→ **What the task requires**: Reproduce the data in its entirety, exactly as supplied.

→ **Supplied records**:

━━━━━━

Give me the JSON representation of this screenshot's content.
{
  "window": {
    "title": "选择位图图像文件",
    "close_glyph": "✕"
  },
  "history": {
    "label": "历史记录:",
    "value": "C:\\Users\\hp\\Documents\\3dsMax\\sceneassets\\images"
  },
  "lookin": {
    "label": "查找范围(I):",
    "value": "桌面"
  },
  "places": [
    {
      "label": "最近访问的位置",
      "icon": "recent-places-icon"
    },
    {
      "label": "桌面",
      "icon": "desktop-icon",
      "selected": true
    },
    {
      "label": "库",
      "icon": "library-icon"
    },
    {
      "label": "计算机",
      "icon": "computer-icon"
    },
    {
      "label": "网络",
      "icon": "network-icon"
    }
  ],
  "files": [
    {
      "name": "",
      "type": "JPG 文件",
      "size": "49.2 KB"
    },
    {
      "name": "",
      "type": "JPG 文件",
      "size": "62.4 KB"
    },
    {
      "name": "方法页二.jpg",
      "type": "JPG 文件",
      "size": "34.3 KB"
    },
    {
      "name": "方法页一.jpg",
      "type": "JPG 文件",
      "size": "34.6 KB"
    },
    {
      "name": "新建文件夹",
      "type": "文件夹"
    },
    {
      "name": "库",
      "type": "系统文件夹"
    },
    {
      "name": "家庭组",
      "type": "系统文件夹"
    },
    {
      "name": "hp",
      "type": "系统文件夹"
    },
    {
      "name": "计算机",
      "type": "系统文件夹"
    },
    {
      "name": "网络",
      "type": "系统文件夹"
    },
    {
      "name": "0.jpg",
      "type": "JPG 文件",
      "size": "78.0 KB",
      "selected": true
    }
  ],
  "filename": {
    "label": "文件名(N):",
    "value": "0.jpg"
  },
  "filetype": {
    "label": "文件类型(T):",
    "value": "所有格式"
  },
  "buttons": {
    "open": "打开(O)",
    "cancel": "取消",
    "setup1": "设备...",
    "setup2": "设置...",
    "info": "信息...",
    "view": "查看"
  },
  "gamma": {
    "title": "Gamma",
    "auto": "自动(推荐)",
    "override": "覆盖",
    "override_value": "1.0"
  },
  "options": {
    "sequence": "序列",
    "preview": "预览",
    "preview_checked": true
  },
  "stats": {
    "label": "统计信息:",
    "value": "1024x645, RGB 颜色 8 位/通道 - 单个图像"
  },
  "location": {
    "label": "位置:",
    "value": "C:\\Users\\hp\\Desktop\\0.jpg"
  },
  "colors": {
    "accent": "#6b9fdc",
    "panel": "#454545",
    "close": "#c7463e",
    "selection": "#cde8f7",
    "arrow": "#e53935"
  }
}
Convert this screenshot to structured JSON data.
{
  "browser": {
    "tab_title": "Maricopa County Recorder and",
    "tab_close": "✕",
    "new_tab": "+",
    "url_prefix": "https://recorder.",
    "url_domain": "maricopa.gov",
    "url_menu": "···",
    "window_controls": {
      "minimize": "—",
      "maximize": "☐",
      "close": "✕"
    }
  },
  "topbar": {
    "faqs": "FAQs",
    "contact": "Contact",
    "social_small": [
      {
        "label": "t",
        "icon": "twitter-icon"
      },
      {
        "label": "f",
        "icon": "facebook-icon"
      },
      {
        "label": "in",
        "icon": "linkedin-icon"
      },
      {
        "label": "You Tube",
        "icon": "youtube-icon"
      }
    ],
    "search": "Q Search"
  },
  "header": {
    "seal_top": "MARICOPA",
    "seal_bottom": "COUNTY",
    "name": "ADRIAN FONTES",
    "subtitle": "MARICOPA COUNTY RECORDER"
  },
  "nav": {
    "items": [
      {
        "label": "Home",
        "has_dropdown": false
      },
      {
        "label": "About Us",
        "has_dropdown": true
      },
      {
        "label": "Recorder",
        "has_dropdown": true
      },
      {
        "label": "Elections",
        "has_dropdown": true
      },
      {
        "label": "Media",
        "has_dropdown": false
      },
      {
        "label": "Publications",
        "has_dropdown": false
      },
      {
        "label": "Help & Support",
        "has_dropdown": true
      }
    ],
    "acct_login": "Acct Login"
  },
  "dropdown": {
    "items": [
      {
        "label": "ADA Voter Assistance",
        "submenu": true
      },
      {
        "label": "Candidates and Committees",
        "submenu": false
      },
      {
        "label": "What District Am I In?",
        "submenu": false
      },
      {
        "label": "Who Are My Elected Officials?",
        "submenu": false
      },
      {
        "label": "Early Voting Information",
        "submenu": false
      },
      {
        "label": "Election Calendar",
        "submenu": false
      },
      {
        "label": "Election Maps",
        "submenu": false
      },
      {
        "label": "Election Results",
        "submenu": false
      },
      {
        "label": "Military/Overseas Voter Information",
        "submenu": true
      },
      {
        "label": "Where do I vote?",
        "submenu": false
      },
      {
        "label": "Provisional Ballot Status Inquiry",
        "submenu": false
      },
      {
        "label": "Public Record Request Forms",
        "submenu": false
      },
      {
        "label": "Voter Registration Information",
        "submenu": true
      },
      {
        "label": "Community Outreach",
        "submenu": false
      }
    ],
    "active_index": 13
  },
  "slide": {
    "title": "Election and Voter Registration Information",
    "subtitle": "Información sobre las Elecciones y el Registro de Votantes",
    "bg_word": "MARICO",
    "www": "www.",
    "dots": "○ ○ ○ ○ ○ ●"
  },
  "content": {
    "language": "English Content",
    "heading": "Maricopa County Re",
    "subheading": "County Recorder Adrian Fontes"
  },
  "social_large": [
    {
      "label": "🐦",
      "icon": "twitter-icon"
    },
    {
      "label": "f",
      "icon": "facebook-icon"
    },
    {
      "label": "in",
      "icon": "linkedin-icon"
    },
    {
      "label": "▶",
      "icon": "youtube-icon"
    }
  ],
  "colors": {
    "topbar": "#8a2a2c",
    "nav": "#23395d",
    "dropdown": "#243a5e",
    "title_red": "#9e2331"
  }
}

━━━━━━

→ **The answer**:
Give me the JSON representation of this screenshot's content.
{
  "window": {
    "title": "选择位图图像文件",
    "close_glyph": "✕"
  },
  "history": {
    "label": "历史记录:",
    "value": "C:\\Users\\hp\\Documents\\3dsMax\\sceneassets\\images"
  },
  "lookin": {
    "label": "查找范围(I):",
    "value": "桌面"
  },
  "places": [
    {
      "label": "最近访问的位置",
      "icon": "recent-places-icon"
    },
    {
      "label": "桌面",
      "icon": "desktop-icon",
      "selected": true
    },
    {
      "label": "库",
      "icon": "library-icon"
    },
    {
      "label": "计算机",
      "icon": "computer-icon"
    },
    {
      "label": "网络",
      "icon": "network-icon"
    }
  ],
  "files": [
    {
      "name": "",
      "type": "JPG 文件",
      "size": "49.2 KB"
    },
    {
      "name": "",
      "type": "JPG 文件",
      "size": "62.4 KB"
    },
    {
      "name": "方法页二.jpg",
      "type": "JPG 文件",
      "size": "34.3 KB"
    },
    {
      "name": "方法页一.jpg",
      "type": "JPG 文件",
      "size": "34.6 KB"
    },
    {
      "name": "新建文件夹",
      "type": "文件夹"
    },
    {
      "name": "库",
      "type": "系统文件夹"
    },
    {
      "name": "家庭组",
      "type": "系统文件夹"
    },
    {
      "name": "hp",
      "type": "系统文件夹"
    },
    {
      "name": "计算机",
      "type": "系统文件夹"
    },
    {
      "name": "网络",
      "type": "系统文件夹"
    },
    {
      "name": "0.jpg",
      "type": "JPG 文件",
      "size": "78.0 KB",
      "selected": true
    }
  ],
  "filename": {
    "label": "文件名(N):",
    "value": "0.jpg"
  },
  "filetype": {
    "label": "文件类型(T):",
    "value": "所有格式"
  },
  "buttons": {
    "open": "打开(O)",
    "cancel": "取消",
    "setup1": "设备...",
    "setup2": "设置...",
    "info": "信息...",
    "view": "查看"
  },
  "gamma": {
    "title": "Gamma",
    "auto": "自动(推荐)",
    "override": "覆盖",
    "override_value": "1.0"
  },
  "options": {
    "sequence": "序列",
    "preview": "预览",
    "preview_checked": true
  },
  "stats": {
    "label": "统计信息:",
    "value": "1024x645, RGB 颜色 8 位/通道 - 单个图像"
  },
  "location": {
    "label": "位置:",
    "value": "C:\\Users\\hp\\Desktop\\0.jpg"
  },
  "colors": {
    "accent": "#6b9fdc",
    "panel": "#454545",
    "close": "#c7463e",
    "selection": "#cde8f7",
    "arrow": "#e53935"
  }
}
Convert this screenshot to structured JSON data.
{
  "browser": {
    "tab_title": "Maricopa County Recorder and",
    "tab_close": "✕",
    "new_tab": "+",
    "url_prefix": "https://recorder.",
    "url_domain": "maricopa.gov",
    "url_menu": "···",
    "window_controls": {
      "minimize": "—",
      "maximize": "☐",
      "close": "✕"
    }
  },
  "topbar": {
    "faqs": "FAQs",
    "contact": "Contact",
    "social_small": [
      {
        "label": "t",
        "icon": "twitter-icon"
      },
      {
        "label": "f",
        "icon": "facebook-icon"
      },
      {
        "label": "in",
        "icon": "linkedin-icon"
      },
      {
        "label": "You Tube",
        "icon": "youtube-icon"
      }
    ],
    "search": "Q Search"
  },
  "header": {
    "seal_top": "MARICOPA",
    "seal_bottom": "COUNTY",
    "name": "ADRIAN FONTES",
    "subtitle": "MARICOPA COUNTY RECORDER"
  },
  "nav": {
    "items": [
      {
        "label": "Home",
        "has_dropdown": false
      },
      {
        "label": "About Us",
        "has_dropdown": true
      },
      {
        "label": "Recorder",
        "has_dropdown": true
      },
      {
        "label": "Elections",
        "has_dropdown": true
      },
      {
        "label": "Media",
        "has_dropdown": false
      },
      {
        "label": "Publications",
        "has_dropdown": false
      },
      {
        "label": "Help & Support",
        "has_dropdown": true
      }
    ],
    "acct_login": "Acct Login"
  },
  "dropdown": {
    "items": [
      {
        "label": "ADA Voter Assistance",
        "submenu": true
      },
      {
        "label": "Candidates and Committees",
        "submenu": false
      },
      {
        "label": "What District Am I In?",
        "submenu": false
      },
      {
        "label": "Who Are My Elected Officials?",
        "submenu": false
      },
      {
        "label": "Early Voting Information",
        "submenu": false
      },
      {
        "label": "Election Calendar",
        "submenu": false
      },
      {
        "label": "Election Maps",
        "submenu": false
      },
      {
        "label": "Election Results",
        "submenu": false
      },
      {
        "label": "Military/Overseas Voter Information",
        "submenu": true
      },
      {
        "label": "Where do I vote?",
        "submenu": false
      },
      {
        "label": "Provisional Ballot Status Inquiry",
        "submenu": false
      },
      {
        "label": "Public Record Request Forms",
        "submenu": false
      },
      {
        "label": "Voter Registration Information",
        "submenu": true
      },
      {
        "label": "Community Outreach",
        "submenu": false
      }
    ],
    "active_index": 13
  },
  "slide": {
    "title": "Election and Voter Registration Information",
    "subtitle": "Información sobre las Elecciones y el Registro de Votantes",
    "bg_word": "MARICO",
    "www": "www.",
    "dots": "○ ○ ○ ○ ○ ●"
  },
  "content": {
    "language": "English Content",
    "heading": "Maricopa County Re",
    "subheading": "County Recorder Adrian Fontes"
  },
  "social_large": [
    {
      "label": "🐦",
      "icon": "twitter-icon"
    },
    {
      "label": "f",
      "icon": "facebook-icon"
    },
    {
      "label": "in",
      "icon": "linkedin-icon"
    },
    {
      "label": "▶",
      "icon": "youtube-icon"
    }
  ],
  "colors": {
    "topbar": "#8a2a2c",
    "nav": "#23395d",
    "dropdown": "#243a5e",
    "title_red": "#9e2331"
  }
}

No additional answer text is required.